Work order
What follows is a block of records; restate each one word for word.
[[ Entries provided open ]]
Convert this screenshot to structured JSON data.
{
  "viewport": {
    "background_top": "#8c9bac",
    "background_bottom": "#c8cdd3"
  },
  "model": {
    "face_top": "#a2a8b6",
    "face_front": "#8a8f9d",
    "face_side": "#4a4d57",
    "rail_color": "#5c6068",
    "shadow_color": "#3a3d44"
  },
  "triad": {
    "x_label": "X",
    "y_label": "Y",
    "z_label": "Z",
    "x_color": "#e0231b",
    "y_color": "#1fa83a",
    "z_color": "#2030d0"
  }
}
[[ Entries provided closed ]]
Result for this task
Convert this screenshot to structured JSON data.
{
  "viewport": {
    "background_top": "#8c9bac",
    "background_bottom": "#c8cdd3"
  },
  "model": {
    "face_top": "#a2a8b6",
    "face_front": "#8a8f9d",
    "face_side": "#4a4d57",
    "rail_color": "#5c6068",
    "shadow_color": "#3a3d44"
  },
  "triad": {
    "x_label": "X",
    "y_label": "Y",
    "z_label": "Z",
    "x_color": "#e0231b",
    "y_color": "#1fa83a",
    "z_color": "#2030d0"
  }
}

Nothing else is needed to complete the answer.